Lean government: a Dutch city adopts lean thinking
INTERVIEW - The historical city of Amersfoort in the Netherlands has introduced lean thinking and practice in local government to provide better and faster services to its citizens.
Interviewees: Joost Klein Velderman, Master Black Belt, and Anne Brandse-Westerink, Black Belt, Amersfoort Municipality
Interviewer: Roberto Priolo, Editor, Planet Lean
Roberto Priolo: Tell us about Amersfoort.
Joost Klein Velderman: Amersfoort is a historical city of 150,000, located in the heart of the Netherlands, near Utrecht. We are known for our beautiful medieval center – we celebrated the city’s 750th birthday in 2009 – and for being one of the most important railway junctions in the country. We are the 14th largest city in the country.
RP: When did your lean journey start?
JKV: It started in one department in late 2009 with two small projects.

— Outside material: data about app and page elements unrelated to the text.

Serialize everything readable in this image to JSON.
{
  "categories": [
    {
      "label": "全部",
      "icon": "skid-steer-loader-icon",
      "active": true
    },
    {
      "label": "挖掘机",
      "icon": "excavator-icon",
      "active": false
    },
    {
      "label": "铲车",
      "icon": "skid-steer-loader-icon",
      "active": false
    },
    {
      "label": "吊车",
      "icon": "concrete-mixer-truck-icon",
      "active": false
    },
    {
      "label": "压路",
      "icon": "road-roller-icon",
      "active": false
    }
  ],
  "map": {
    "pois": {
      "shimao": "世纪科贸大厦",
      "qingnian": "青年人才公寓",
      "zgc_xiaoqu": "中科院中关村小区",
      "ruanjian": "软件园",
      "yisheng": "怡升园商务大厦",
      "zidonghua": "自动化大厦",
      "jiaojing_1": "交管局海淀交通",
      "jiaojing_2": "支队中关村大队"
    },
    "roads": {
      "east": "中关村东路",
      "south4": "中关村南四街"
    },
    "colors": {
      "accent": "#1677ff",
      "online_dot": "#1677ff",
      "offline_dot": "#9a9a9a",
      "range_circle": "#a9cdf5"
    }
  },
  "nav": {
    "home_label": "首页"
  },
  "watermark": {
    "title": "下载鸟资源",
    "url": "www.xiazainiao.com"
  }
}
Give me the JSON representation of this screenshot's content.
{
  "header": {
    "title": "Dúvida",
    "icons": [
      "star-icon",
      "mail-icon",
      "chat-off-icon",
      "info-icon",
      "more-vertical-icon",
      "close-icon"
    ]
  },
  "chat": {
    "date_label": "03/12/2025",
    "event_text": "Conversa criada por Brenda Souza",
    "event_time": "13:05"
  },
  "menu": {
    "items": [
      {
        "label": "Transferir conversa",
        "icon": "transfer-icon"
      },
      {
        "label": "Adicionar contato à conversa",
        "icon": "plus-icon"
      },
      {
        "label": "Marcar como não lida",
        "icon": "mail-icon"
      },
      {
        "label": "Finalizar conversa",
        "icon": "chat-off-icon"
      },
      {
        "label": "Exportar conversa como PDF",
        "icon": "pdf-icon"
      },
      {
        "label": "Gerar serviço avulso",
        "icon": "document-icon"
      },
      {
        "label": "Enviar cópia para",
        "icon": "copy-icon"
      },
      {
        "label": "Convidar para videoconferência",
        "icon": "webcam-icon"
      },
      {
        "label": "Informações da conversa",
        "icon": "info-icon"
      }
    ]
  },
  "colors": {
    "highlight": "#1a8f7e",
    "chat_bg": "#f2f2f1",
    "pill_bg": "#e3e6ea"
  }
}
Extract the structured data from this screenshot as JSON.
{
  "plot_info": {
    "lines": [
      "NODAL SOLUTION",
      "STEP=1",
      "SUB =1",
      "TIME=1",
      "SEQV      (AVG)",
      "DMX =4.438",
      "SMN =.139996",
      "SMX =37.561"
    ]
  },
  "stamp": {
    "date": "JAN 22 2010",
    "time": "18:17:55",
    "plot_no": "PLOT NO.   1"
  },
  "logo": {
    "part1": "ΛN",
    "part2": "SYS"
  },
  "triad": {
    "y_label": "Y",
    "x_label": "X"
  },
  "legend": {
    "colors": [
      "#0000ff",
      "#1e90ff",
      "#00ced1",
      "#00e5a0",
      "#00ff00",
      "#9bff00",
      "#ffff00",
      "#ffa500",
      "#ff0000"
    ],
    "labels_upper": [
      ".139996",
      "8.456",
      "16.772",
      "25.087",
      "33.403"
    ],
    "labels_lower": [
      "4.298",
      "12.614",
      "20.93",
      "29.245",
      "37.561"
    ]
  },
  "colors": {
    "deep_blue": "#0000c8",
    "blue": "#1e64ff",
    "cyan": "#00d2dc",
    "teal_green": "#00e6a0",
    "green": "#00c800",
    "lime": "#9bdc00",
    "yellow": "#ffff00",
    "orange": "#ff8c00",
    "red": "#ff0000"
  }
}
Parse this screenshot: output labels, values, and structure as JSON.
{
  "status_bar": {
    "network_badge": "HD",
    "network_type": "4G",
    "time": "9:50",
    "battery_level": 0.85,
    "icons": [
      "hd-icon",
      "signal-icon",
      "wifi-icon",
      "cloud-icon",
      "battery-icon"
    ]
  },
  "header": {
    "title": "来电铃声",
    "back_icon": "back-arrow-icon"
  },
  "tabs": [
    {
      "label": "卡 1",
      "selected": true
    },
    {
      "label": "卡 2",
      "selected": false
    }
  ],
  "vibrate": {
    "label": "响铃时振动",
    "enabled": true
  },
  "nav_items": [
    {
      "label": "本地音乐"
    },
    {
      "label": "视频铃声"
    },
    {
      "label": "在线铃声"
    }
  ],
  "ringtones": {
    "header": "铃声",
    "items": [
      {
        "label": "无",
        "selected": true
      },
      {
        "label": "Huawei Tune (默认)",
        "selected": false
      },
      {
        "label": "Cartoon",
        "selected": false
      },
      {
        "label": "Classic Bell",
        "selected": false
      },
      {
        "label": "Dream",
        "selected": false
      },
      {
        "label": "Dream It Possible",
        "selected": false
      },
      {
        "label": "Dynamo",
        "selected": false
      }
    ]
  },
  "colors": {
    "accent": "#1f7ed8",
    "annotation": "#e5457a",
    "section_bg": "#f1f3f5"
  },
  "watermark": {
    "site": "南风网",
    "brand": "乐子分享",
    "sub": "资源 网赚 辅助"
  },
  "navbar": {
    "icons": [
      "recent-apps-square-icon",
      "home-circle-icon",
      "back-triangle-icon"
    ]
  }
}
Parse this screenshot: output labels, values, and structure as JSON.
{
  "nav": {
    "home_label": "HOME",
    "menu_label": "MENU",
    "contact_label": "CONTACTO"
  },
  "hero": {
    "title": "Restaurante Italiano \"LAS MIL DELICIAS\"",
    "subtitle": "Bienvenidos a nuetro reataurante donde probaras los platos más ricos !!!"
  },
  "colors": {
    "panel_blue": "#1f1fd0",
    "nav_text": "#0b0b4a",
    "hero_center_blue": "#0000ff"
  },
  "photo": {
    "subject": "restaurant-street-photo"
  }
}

Even though there was no plan in place at the beginning, it spread like an oil spill as more and more people developed an interest in what we were doing and asked to become a part of it. It grew organically to touch all of our 20 departments (not all to the same extent) wherever we found supportive department heads.
Anne Brandse: We developed Yellow Belt training for our people, and we now have 350 colleagues that are certified. By May, half of our people will be trained, and before the summer all our middle managers will too.
RP: What are the biggest obstacles to applying lean in a government environment?
JKV: First of all, the political cycle causes leadership to change periodically. And with a new boss come new problems. Priorities will change all the time, which means we need to be very adaptable. It takes a lot of time and a lot of effort to instill a lean culture in an organization, and the only way to do it in an environment like ours is by making it grow from the bottom up.
AB: Every political leader wants to have our customers served – people come to us to get their passport issued or to get a driving license, and those are the kind of needs we need to meet, regardless of the political party in charge.
JKV: The better we do it and the smaller the efforts we need to make it happen are, the better it is for our city. You invest a lot at first, but then it becomes a virtuous cycle.
RP: Is leadership supportive of your attempts to make the municipal government leaner?
JKV: More than supportive. Two years ago we realized that despite all the projects we ran were successful we were somehow slowing down. We needed top management to be an active part of our initiative as opposed to just assign a problem to a lean team and except results. Now that leadership is involved, we notice a huge difference.
AB: At the moment we are training middle managers, teaching them what it takes to be a lean leader and what behaviors are necessary to manage people and processes in a lean way.
RP: Can you tell us about the Roadmap you have developed?
JKV: We built a maturity framework for the organization, and the involvement of senior leadership and now middle management is part of that. We have a vision, our True North, and a set of goals to get there. By early 2017 we want to get to the next level on the framework.
We are getting better at defining what these individual steps look like, but it is a fluid, dynamic situation. We have an idea of what we want to be and are experimenting as we go. For us as a lean team, we need to let go and let the middle managers step in.
As an organization, we want to be proud of where we work. That’s at the core of our vision for 2020.
AB: There are other things. We want to do things right first time; we want to ensure all our customers are satisfied, not just most of them; we want to give them undivided, personalized attention; and we don’t want to do tomorrow what we can do today.
Our customers can’t choose to go somewhere else, and it is our responsibility (and dream) to serve them as well as they deserve.
RP: What was the reason you decided to embark on a lean journey?
AB: Our lead-times for serving customers were way too long. Even though they were within legal requirements, we wanted to do better.
JKV: We didn’t have an actual burning platform. We actually fared very well in all rankings, and people responded to that by saying: “See, we are already good!” But we knew we could be way better. Building a transformation on a sense of excitement rather than a sense of urgency can be very difficult.
There is no law that says we need to improve what we are doing, but we still want to. Why would it take us six weeks to do something we can do in our hour?
RP: Can you share some of the results the Municipality of Amersfoort was able to achieve?
JKV: Of course. We have been able, among other things, to decrease the average waiting time at City Hall counters (for people applying for passports or renewing driver’s license, for example) from 12 minutes to three minutes. The maximum waiting time went down from 75 to 25 minutes, and there are a lot more openings for making an appointment, which means being served right away instead of simply walking in and having to wait.
Public space repairs (like broken pavements or traffic lights, but also landscaping) are now handled in eight instead of 19 days. The number of complaints that take longer than four weeks to handle has decreased from 17% to 6%. We have also increased the amount of complaints that are handled right first time, from 52% to 83%.
Tax exemption applications (for example for citizens with low income) are processed in three weeks instead of three months. When documentation is missing, notice to the applicant is given in one day instead of 11 weeks.
We have also made it easier for people to apply for welfare, handling applications in seven days instead of 19. If after four weeks (28 days) an application hasn’t been approved, an advance payment has to be issued. The amount of advance payments has decreased from 35% to 6%, while the number of cases that are handled right first time has gone up, from 79% to 96%.